Collected data entries
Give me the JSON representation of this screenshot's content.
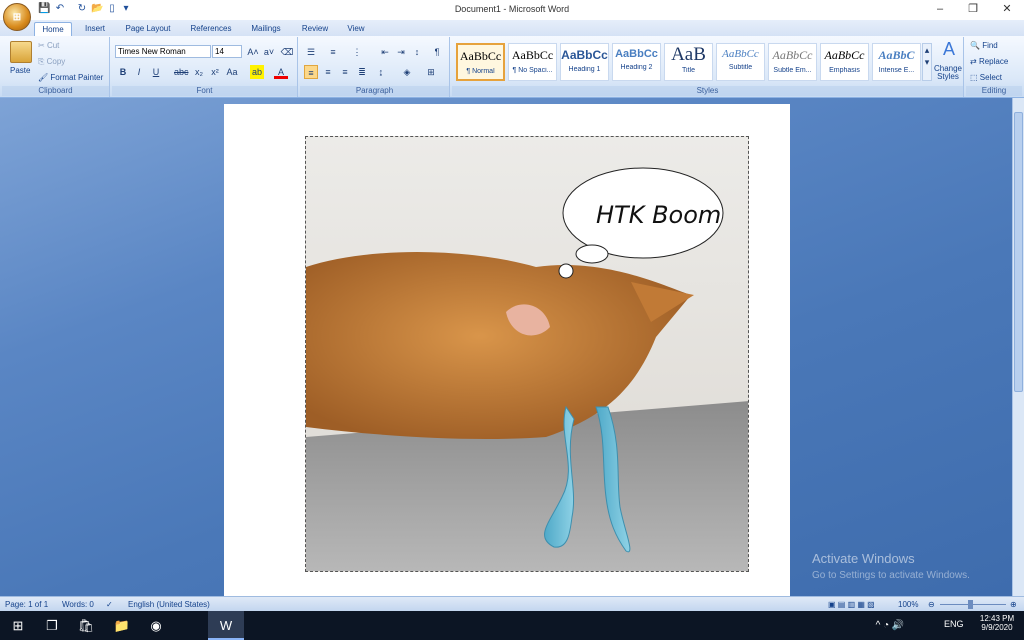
{
  "window": {
    "title": "Document1 - Microsoft Word",
    "office_button": "Office"
  },
  "tabs": [
    "Home",
    "Insert",
    "Page Layout",
    "References",
    "Mailings",
    "Review",
    "View"
  ],
  "ribbon": {
    "clipboard": {
      "label": "Clipboard",
      "paste": "Paste",
      "cut": "Cut",
      "copy": "Copy",
      "format_painter": "Format Painter"
    },
    "font": {
      "label": "Font",
      "family": "Times New Roman",
      "size": "14"
    },
    "paragraph": {
      "label": "Paragraph"
    },
    "styles": {
      "label": "Styles",
      "items": [
        {
          "sample": "AaBbCc",
          "name": "¶ Normal"
        },
        {
          "sample": "AaBbCc",
          "name": "¶ No Spaci..."
        },
        {
          "sample": "AaBbCc",
          "name": "Heading 1"
        },
        {
          "sample": "AaBbCc",
          "name": "Heading 2"
        },
        {
          "sample": "AaB",
          "name": "Title"
        },
        {
          "sample": "AaBbCc",
          "name": "Subtitle"
        },
        {
          "sample": "AaBbCc",
          "name": "Subtle Em..."
        },
        {
          "sample": "AaBbCc",
          "name": "Emphasis"
        },
        {
          "sample": "AaBbC",
          "name": "Intense E..."
        }
      ],
      "change_styles": "Change Styles"
    },
    "editing": {
      "label": "Editing",
      "find": "Find",
      "replace": "Replace",
      "select": "Select"
    }
  },
  "document": {
    "handwritten_text": "HTK Boom"
  },
  "status": {
    "page": "Page: 1 of 1",
    "words": "Words: 0",
    "language": "English (United States)",
    "zoom": "100%"
  },
  "watermark": {
    "line1": "Activate Windows",
    "line2": "Go to Settings to activate Windows."
  },
  "taskbar": {
    "language": "ENG",
    "time": "12:43 PM",
    "date": "9/9/2020"
  },
  "colors": {
    "ribbon_bg": "#dbe8f8",
    "workspace": "#4a78b8",
    "accent": "#15428b",
    "taskbar": "#0c1524"
  }
}
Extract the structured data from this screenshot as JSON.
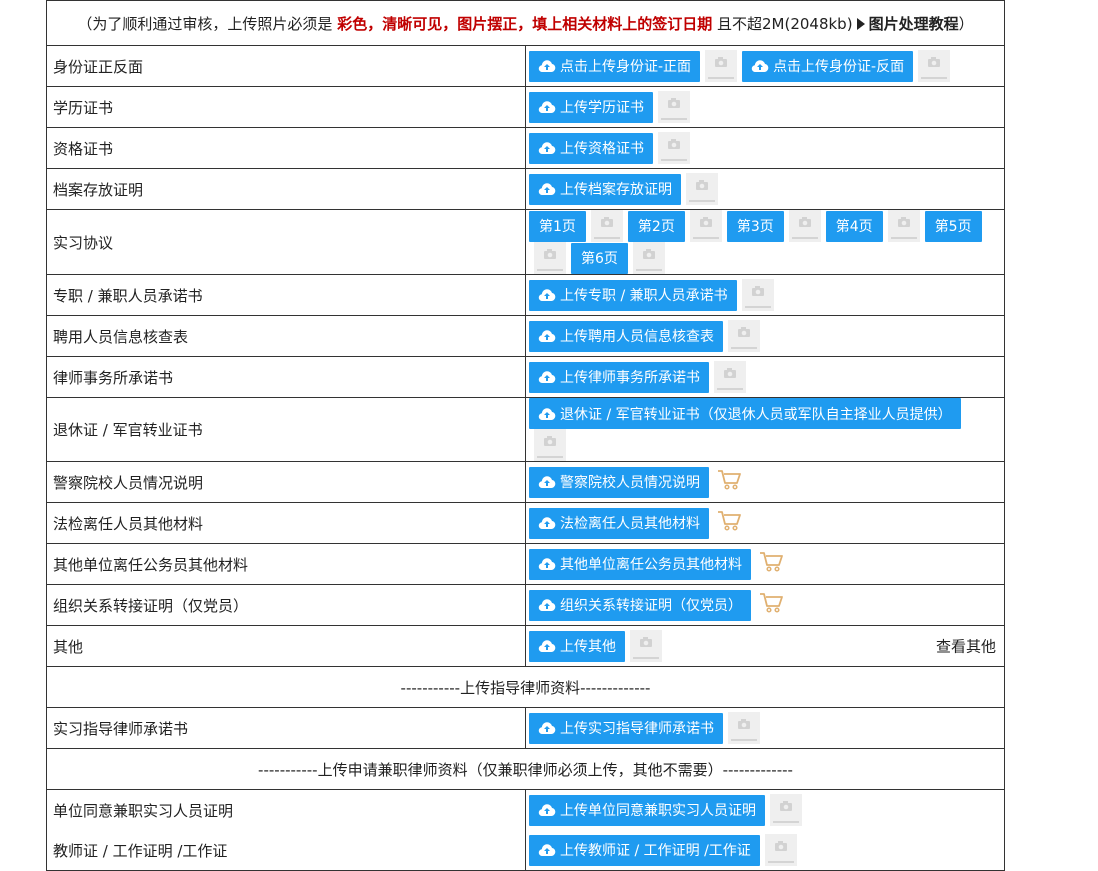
{
  "notice": {
    "prefix": "（为了顺利通过审核，上传照片必须是",
    "highlight": "彩色，清晰可见，图片摆正，填上相关材料上的签订日期",
    "suffix": "且不超2M(2048kb)",
    "tutorial": "图片处理教程",
    "close": "）"
  },
  "rows": [
    {
      "label": "身份证正反面",
      "buttons": [
        "点击上传身份证-正面",
        "点击上传身份证-反面"
      ]
    },
    {
      "label": "学历证书",
      "buttons": [
        "上传学历证书"
      ]
    },
    {
      "label": "资格证书",
      "buttons": [
        "上传资格证书"
      ]
    },
    {
      "label": "档案存放证明",
      "buttons": [
        "上传档案存放证明"
      ]
    },
    {
      "label": "实习协议",
      "pages": [
        "第1页",
        "第2页",
        "第3页",
        "第4页",
        "第5页",
        "第6页"
      ]
    },
    {
      "label": "专职 / 兼职人员承诺书",
      "buttons": [
        "上传专职 / 兼职人员承诺书"
      ]
    },
    {
      "label": "聘用人员信息核查表",
      "buttons": [
        "上传聘用人员信息核查表"
      ]
    },
    {
      "label": "律师事务所承诺书",
      "buttons": [
        "上传律师事务所承诺书"
      ]
    },
    {
      "label": "退休证 / 军官转业证书",
      "buttons": [
        "退休证 / 军官转业证书（仅退休人员或军队自主择业人员提供）"
      ]
    },
    {
      "label": "警察院校人员情况说明",
      "buttons": [
        "警察院校人员情况说明"
      ]
    },
    {
      "label": "法检离任人员其他材料",
      "buttons": [
        "法检离任人员其他材料"
      ]
    },
    {
      "label": "其他单位离任公务员其他材料",
      "buttons": [
        "其他单位离任公务员其他材料"
      ]
    },
    {
      "label": "组织关系转接证明（仅党员）",
      "buttons": [
        "组织关系转接证明（仅党员）"
      ]
    },
    {
      "label": "其他",
      "buttons": [
        "上传其他"
      ],
      "link": "查看其他"
    }
  ],
  "section_mentor": "-----------上传指导律师资料-------------",
  "mentor_row": {
    "label": "实习指导律师承诺书",
    "button": "上传实习指导律师承诺书"
  },
  "section_parttime": "-----------上传申请兼职律师资料（仅兼职律师必须上传，其他不需要）-------------",
  "parttime_rows": [
    {
      "label": "单位同意兼职实习人员证明",
      "button": "上传单位同意兼职实习人员证明"
    },
    {
      "label": "教师证 / 工作证明 /工作证",
      "button": "上传教师证 / 工作证明 /工作证"
    }
  ],
  "colors": {
    "button": "#1f9bf0",
    "highlight": "#c00000",
    "cart": "#e0b070"
  },
  "icons": {
    "upload": "cloud-upload-icon",
    "thumb": "image-placeholder-icon",
    "cart": "shopping-cart-icon",
    "tutorial": "play-triangle-icon"
  }
}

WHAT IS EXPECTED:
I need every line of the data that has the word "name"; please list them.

OUTPUT OF THE TASK:
          "name": "¶ Normal"
          "name": "¶ No Spaci..."
          "name": "Heading 1"
          "name": "Heading 2"
          "name": "Title"
          "name": "Subtitle"
          "name": "Subtle Em..."
          "name": "Emphasis"
          "name": "Intense E..."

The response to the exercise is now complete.